SXS sits down with 2020 Next Gen artist Jemima Drews to discuss re-energising during the pandemic and the two halves to her practise routine.
Jemima Drews loves bringing flute music to life through engaging, energetic performance. Described by Blue Curtains as “virtuosic” and “eccentric” (2020) for her performance in the Brisbane Music Festival, Jemima is the 2019 and 2020 winner of the James Carson Memorial Prize and the 2020 winner of the O’Brien Family Prize. Jemima was nominated for the 2020 Freedman Fellowship through the Music Trust, and featured twice as a soloist in the UQ Concert Series. She is a Young Artist with the Brisbane Music Festival, and recently completed her Bachelor of Music with honours. Jemima is very interested in orchestral music, and has performed as both the Principal Flute and Principal Piccolo of the Queensland Youth Symphony Orchestra. She was also featured as a concerto soloist with the Brisbane Symphony Orchestra. Jemima enjoys exploring the more contemporary capabilities of the flute, and continues to experiment with bringing her background in visual arts and drama into her flute playing. Jemima has been a Next Gen Artist with Southern Cross Soloists since 2019.
What inspired you to seriously pursue flute studies?
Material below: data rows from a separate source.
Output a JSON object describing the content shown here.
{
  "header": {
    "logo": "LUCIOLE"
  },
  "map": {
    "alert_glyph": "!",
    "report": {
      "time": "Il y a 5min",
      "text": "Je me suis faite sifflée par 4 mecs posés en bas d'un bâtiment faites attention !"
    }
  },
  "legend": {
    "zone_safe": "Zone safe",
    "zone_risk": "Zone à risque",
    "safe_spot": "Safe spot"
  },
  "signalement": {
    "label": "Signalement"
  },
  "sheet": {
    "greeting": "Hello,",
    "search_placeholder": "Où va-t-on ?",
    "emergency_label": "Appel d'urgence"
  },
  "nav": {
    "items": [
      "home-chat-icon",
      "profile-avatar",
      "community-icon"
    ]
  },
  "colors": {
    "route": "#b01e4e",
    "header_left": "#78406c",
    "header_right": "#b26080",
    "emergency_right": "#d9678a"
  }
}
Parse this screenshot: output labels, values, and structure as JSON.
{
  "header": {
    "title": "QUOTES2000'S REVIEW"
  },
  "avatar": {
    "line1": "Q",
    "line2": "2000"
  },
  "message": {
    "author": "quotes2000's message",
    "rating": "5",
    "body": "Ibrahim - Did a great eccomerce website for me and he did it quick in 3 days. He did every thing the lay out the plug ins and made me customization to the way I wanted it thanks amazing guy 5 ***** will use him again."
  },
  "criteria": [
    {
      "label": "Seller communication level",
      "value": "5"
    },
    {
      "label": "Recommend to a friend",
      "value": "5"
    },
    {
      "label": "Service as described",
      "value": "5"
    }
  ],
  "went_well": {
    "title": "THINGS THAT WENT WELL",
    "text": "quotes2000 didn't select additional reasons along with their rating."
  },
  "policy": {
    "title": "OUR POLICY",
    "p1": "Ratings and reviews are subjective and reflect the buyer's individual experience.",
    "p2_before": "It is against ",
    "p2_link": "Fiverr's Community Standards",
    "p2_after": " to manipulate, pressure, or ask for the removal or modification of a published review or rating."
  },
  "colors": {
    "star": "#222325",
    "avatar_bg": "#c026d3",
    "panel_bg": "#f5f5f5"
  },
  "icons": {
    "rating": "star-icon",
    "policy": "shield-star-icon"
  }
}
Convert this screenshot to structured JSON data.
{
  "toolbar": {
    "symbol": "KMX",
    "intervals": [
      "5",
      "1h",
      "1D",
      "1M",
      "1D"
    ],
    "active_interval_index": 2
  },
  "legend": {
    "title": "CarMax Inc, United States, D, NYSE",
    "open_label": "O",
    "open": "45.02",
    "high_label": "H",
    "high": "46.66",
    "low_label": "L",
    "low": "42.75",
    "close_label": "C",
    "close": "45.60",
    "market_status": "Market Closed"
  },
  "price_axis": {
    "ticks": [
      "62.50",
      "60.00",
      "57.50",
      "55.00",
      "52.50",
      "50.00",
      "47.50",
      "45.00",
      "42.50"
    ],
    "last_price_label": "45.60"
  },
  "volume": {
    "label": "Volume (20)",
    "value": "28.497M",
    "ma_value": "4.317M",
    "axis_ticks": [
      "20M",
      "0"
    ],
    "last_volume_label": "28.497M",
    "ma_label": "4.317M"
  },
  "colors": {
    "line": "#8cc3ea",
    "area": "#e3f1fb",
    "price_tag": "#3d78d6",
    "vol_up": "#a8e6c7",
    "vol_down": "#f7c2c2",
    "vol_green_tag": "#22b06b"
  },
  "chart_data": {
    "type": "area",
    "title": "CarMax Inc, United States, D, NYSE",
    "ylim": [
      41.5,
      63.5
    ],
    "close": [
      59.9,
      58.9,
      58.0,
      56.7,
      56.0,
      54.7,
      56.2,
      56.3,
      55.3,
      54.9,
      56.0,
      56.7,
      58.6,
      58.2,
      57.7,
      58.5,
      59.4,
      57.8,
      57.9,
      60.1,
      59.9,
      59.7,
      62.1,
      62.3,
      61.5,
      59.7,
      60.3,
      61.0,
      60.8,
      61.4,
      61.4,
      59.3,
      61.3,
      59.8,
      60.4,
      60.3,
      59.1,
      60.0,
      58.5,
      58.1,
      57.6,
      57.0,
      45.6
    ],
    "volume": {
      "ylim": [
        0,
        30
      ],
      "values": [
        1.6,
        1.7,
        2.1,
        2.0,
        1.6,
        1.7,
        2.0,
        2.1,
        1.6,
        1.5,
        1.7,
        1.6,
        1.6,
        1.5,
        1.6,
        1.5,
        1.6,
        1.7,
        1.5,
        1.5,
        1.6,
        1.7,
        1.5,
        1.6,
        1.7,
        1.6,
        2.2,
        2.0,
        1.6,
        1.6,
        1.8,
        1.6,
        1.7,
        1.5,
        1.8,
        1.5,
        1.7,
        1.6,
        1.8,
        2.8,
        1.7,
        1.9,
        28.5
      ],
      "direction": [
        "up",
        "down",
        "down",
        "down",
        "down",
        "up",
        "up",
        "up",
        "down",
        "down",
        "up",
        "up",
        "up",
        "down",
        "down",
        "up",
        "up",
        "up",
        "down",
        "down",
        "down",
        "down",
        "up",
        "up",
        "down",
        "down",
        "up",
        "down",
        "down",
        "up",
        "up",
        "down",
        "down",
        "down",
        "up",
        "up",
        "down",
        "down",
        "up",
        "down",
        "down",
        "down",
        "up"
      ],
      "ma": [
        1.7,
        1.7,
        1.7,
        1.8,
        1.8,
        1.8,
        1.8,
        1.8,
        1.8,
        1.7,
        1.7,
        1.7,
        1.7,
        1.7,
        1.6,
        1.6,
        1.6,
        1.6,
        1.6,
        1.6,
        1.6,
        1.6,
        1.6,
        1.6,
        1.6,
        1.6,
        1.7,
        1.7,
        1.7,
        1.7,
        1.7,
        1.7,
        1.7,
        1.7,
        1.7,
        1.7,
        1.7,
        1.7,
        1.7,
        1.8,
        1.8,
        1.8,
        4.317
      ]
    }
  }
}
I spent most of my childhood in a little town in Far North Queensland called Atherton. A bit later, we moved to Lismore in New South Wales. I decided to pursue the flute after I had the opportunity to play in a workshop run by the London Symphony Orchestra for young musicians from regional NSW. The students got to go to the Sydney Opera House and see the LSO play Stravinsky’s Petrushka– which has to have some of the most dynamic and enchanting flute solos out there, I immediately thought to myself, “Ah yes. That right there is what I want to do.”
What does a typical practise session look like for you?
There are two halves to my practise routine, the physical side and the conceptual side. The conceptual side is what gets me excited; I love creating and expressing, pushing the limits of the instrument to uncover stories, colours, and feelings. However, most of my practise is actually spent on what I call the physical side of practise. This is developing the technical facility to express my intentions without difficulty. Even though this can be a bit less “fun,” I’m always still motivated by the knowledge that it’s a necessary step in the production–the effort before the reward.
The ultimate dream is playing in an orchestra, but I’m also very interested in contemporary flute and blending classical and contemporary flute with text and drama.
How has the COVID-19 pandemic affected your musical life?
The pandemic experience has been a mixed bag for me. I’ve had to miss out on opportunities I’d competitively auditioned for, unfortunately. And I definitely missed collaborating with lots of other musicians. On the other hand, it afforded me the chance to re-energise and achieve higher quality in the performances that remained. The extra time and space between performances helped me tap into my creativity as well. I’ve missed performing for a live, in-person audience on a regular basis, and I’m so excited that restrictions are lifting in Queensland to make this possible again!
What repertoire is on your music stand at the moment?
I love performing a whole mix of repertoire and styles, so I have a pretty eclectic combination on my stand right now! I have the bubbly, joyous Serenade for flute, violin and viola by Beethoven, which will be performed at the Next Gen @ Kenmore concert coming up on Sunday December 13th. I’m so excited to collaborate with fellow Next Gen artists Julia Hill and Liam Mallinson on this piece. I’m also working on the Jolivet Flute Concerto, and Ian Clarke’s ‘Zoom Tube’ for fun.
Jemima performs Amy Beth Kirsten's
'Pirouette on a Moon Sliver' at the UQ Prize Winner’s Concert
Where do you go for musical inspiration?
I’m inspired by the world’s great orchestras, like the LSO, the Berlin Philharmonic and the Royal Concertgebouw Orchestra. Some of my flute inspirations are Emily Beynon, Dennis Bouriakov, Ian Clarke and Joshua Batty. On a more local level, the Southern Cross Soloists have actually been a massive inspiration of mine since high school when I first heard them in 2015!
Reflecting on your time as a Next Gen artist so far, what have been the most memorable moments?
The 2019 Bangalow Music Festival was absolutely incredible. I was lucky enough to play the first movement of the Mozart Flute Quartet in D with the SXS artists in the Coffee Concert, and it was so memorable to play chamber music alongside brilliant musicians who I look up to so much.
You just graduated from your Bachelor’s degree - congratulations! What’s next for your musical studies?
COVID-19 is making it super hard to plan for the future, but the one thing I do know is that it holds a lot more flute for me! I’m currently taking a year to freelance and continue to develop my skills with a few Australian teachers before applying for postgraduate studies, both in Australia and overseas (when lockdowns have hopefully eased). The ultimate dream is playing in an orchestra, but I’m also very interested in contemporary flute and blending classical and contemporary flute with text and drama.